===== EXERCISE INPUTS =====

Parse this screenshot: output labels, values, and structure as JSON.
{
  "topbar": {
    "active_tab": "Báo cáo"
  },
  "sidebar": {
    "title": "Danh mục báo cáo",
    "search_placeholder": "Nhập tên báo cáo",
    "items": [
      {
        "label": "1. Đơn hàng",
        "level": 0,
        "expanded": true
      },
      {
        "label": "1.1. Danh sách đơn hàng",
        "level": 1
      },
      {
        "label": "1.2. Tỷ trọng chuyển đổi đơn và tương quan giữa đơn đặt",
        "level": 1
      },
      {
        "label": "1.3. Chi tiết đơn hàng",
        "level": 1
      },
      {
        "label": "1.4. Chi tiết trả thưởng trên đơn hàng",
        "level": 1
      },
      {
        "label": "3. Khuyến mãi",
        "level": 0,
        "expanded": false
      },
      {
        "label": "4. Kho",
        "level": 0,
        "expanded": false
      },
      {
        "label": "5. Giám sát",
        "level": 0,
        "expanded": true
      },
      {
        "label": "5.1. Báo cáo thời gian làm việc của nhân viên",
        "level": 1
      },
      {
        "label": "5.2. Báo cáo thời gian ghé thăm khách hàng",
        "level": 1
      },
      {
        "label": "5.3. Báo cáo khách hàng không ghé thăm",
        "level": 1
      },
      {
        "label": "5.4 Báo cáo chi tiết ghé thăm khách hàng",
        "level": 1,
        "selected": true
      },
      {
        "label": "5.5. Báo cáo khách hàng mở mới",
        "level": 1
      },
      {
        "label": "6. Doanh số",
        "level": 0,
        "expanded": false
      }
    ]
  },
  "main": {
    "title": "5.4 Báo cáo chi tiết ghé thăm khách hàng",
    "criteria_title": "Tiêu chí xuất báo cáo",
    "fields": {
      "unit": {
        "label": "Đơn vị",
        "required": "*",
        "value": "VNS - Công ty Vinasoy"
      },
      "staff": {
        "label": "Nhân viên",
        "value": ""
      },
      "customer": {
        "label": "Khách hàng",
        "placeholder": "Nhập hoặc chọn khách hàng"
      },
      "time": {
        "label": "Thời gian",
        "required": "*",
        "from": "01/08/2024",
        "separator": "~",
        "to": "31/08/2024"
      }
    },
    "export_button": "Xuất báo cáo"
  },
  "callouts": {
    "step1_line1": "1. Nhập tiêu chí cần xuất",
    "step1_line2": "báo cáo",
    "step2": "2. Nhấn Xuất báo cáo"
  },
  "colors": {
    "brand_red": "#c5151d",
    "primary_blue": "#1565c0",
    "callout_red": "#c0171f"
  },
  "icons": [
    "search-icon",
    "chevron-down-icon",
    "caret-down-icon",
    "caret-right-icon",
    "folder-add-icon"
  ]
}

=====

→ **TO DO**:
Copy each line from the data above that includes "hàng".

→ **RESPONSE TO THE EXERCISE**:
        "label": "1. Đơn hàng",
        "label": "1.1. Danh sách đơn hàng",
        "label": "1.3. Chi tiết đơn hàng",
        "label": "1.4. Chi tiết trả thưởng trên đơn hàng",
        "label": "5.2. Báo cáo thời gian ghé thăm khách hàng",
        "label": "5.3. Báo cáo khách hàng không ghé thăm",
        "label": "5.4 Báo cáo chi tiết ghé thăm khách hàng",
        "label": "5.5. Báo cáo khách hàng mở mới",
    "title": "5.4 Báo cáo chi tiết ghé thăm khách hàng",
        "label": "Khách hàng",
        "placeholder": "Nhập hoặc chọn khách hàng"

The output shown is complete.